By 2009, the association had a clear case to present and they sought a repair from the developer. Starting with the developer, all the entities involved were blaming each other: the architect, engineers, contractors. Moriarty explains, “When a claim like this is made to the original developers, they are ultimately responsible, although they will typically deny that there’s any deficiency, but if there really is something wrong, they will insist that they didn’t draw the plans or install the HVAC… In this case, the attorney for the engineer was expecting the developer to pay, and the developer was posturing at first. The engineer’s counsel was convinced that if his client held out, the developer would step up.”
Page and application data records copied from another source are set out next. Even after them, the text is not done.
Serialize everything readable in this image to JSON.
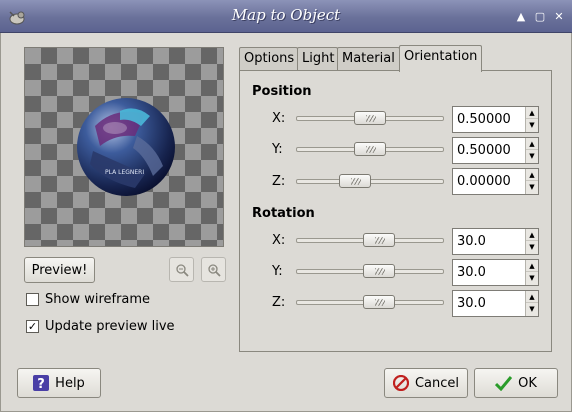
{
  "window": {
    "title": "Map to Object"
  },
  "preview": {
    "button_label": "Preview!",
    "zoom_out_icon": "zoom-out-icon",
    "zoom_in_icon": "zoom-in-icon"
  },
  "options": {
    "show_wireframe": {
      "label": "Show wireframe",
      "checked": false
    },
    "update_preview_live": {
      "label": "Update preview live",
      "checked": true
    }
  },
  "tabs": [
    {
      "label": "Options",
      "active": false
    },
    {
      "label": "Light",
      "active": false
    },
    {
      "label": "Material",
      "active": false
    },
    {
      "label": "Orientation",
      "active": true
    }
  ],
  "position": {
    "heading": "Position",
    "x": {
      "label": "X:",
      "value": "0.50000",
      "fraction": 0.5
    },
    "y": {
      "label": "Y:",
      "value": "0.50000",
      "fraction": 0.5
    },
    "z": {
      "label": "Z:",
      "value": "0.00000",
      "fraction": 0.37
    }
  },
  "rotation": {
    "heading": "Rotation",
    "x": {
      "label": "X:",
      "value": "30.0",
      "fraction": 0.58
    },
    "y": {
      "label": "Y:",
      "value": "30.0",
      "fraction": 0.58
    },
    "z": {
      "label": "Z:",
      "value": "30.0",
      "fraction": 0.58
    }
  },
  "buttons": {
    "help": "Help",
    "cancel": "Cancel",
    "ok": "OK"
  },
  "colors": {
    "titlebar": "#6a719a",
    "ok_check": "#2a9c2a",
    "cancel_icon": "#c0201e",
    "help_icon": "#4a3fa6"
  }
}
Mediation is the first step in a case like this, and Moriarty points out, “At the end of mediation, I communicated to the developer that the case was at a standstill, and he decided to settle for a different amount than in a typical settlement to avoid the risk and cost of a trial—so now that firm was out of the picture. This left the engineer standing alone and responsible for providing the balance of the cost to fix it.”
The initial repair design would have required adding ductwork and really tearing up the building and units, states Moriarty, “for an estimated cost of $38 million. But there were ways to bring down the exhaust and balance the air flow in the building by making other adjustments that didn’t require extra ductwork for the additional air inflow. Amazingly, the defendants tried to hold out [on paying $12.25 million for the repair] even when offered the lower-priced solution. I’ve never come across a case like this,” he adds, where a defendant didn’t jump at the chance to accept a more practical, cheaper solution even though the client is entitled to a more costly fix.
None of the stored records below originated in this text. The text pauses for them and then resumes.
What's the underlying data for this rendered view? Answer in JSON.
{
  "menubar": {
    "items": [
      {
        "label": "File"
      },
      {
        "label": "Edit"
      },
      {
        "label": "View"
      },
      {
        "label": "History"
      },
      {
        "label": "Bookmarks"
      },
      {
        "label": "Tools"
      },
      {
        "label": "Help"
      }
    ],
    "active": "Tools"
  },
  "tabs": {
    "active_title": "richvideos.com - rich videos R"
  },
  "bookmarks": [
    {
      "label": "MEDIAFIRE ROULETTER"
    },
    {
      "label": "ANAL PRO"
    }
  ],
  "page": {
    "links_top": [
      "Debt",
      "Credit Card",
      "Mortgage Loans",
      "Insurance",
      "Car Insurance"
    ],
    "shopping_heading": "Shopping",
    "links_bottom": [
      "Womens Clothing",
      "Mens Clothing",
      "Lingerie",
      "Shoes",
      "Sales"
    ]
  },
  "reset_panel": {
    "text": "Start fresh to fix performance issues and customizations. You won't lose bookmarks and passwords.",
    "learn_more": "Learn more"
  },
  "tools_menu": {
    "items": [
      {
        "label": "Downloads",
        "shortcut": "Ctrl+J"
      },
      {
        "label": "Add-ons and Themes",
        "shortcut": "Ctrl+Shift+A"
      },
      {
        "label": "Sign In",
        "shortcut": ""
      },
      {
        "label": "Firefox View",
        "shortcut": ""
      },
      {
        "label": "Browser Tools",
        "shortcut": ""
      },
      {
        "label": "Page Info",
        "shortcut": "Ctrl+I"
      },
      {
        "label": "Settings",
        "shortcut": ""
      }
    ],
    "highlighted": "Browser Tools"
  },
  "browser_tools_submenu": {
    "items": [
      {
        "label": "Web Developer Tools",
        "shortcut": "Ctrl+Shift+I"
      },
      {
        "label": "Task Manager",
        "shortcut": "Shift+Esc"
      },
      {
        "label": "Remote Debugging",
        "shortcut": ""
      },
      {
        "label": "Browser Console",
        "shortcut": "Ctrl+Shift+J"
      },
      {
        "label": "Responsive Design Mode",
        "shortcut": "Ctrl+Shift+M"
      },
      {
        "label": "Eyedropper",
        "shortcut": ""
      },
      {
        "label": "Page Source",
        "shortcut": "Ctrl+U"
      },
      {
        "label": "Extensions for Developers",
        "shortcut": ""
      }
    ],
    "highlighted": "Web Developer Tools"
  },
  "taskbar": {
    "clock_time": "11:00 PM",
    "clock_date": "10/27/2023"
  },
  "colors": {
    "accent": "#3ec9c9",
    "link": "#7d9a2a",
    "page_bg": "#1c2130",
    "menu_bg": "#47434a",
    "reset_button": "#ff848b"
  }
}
Sometimes It’s a ‘Win-Win’
The MEEB firm has stacks of files on challenging and unusual cases at condo communities, and one case is noted because the solution managed to satisfy everyone involved—a challenge in itself. As Stephen M. Marcus, a partner in the firm’s Condominium, Homeowners’ Association and Real Estate Development Groups, relates, “We had a high-rise building in Boston some years ago, that used natural gas. One unit was home to an elderly couple, and they were becoming forgetful, to the point where they’d leave something on the stove turned on, and alarms would go off.
“The managers knew this was potentially dangerous for the whole building,” he continues, “but they also realized it was a sensitive issue.” They subsequently sought legal recourse, in the form of a court order to protect other residents of the building.
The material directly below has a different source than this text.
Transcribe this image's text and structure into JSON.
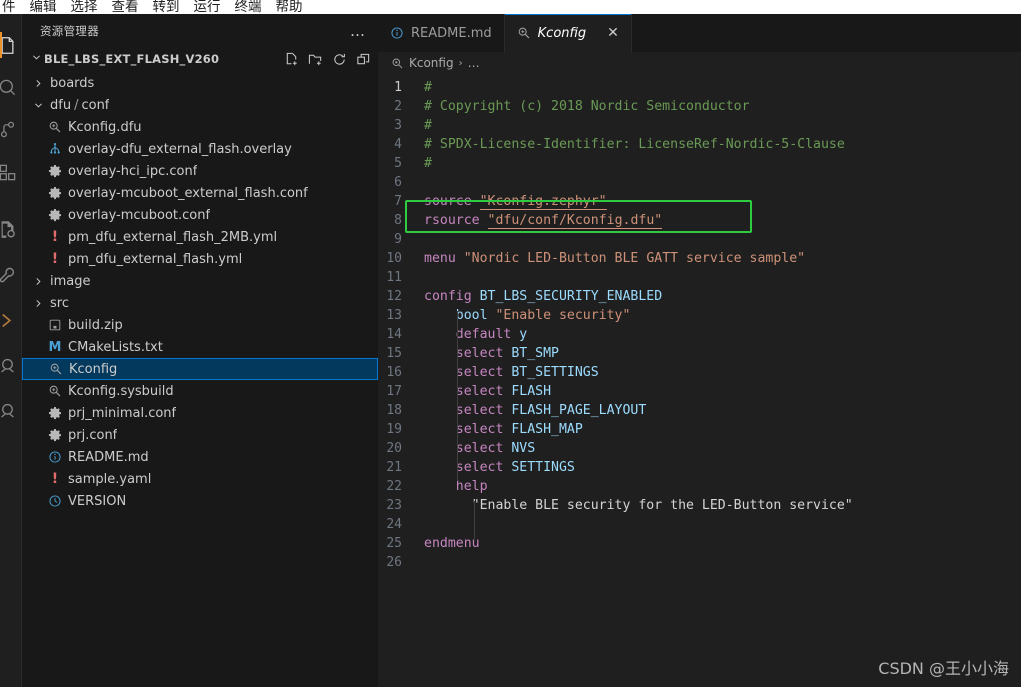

“They filed a lawsuit explaining the potential danger, and seeking relief to protect residents,” Marcus says. “This was in the form of an injunction calling for eviction… or some other remedy.” Although just getting rid of them was the simplest solution, he adds, it seemed extreme and kind of harsh. The management could not find any family or relatives to help and they sought the aid of social service agencies… but social services cannot force anyone to accept help, and that didn’t work.
“Finally,” Marcus notes, “The judge in the case ordered that the stove and oven be locked and accessible only to a caretaker who would be assigned to come in and do the cooking. The court also appointed a guardian, who happened to be a retired judge, who would visit occasionally to see how the two were doing. So the board and managers in this case were able to handle the problem with compassion. They didn’t have to disturb the couple, who could still live in their unit.”
Attorneys and management companies, needless to say, have certainly seen it all. They can handle the routine day-to-day matters, and even the stuff worth writing home about.
Marie Auger is a Massachusetts freelance writer and a frequent contributor to New England Condominium.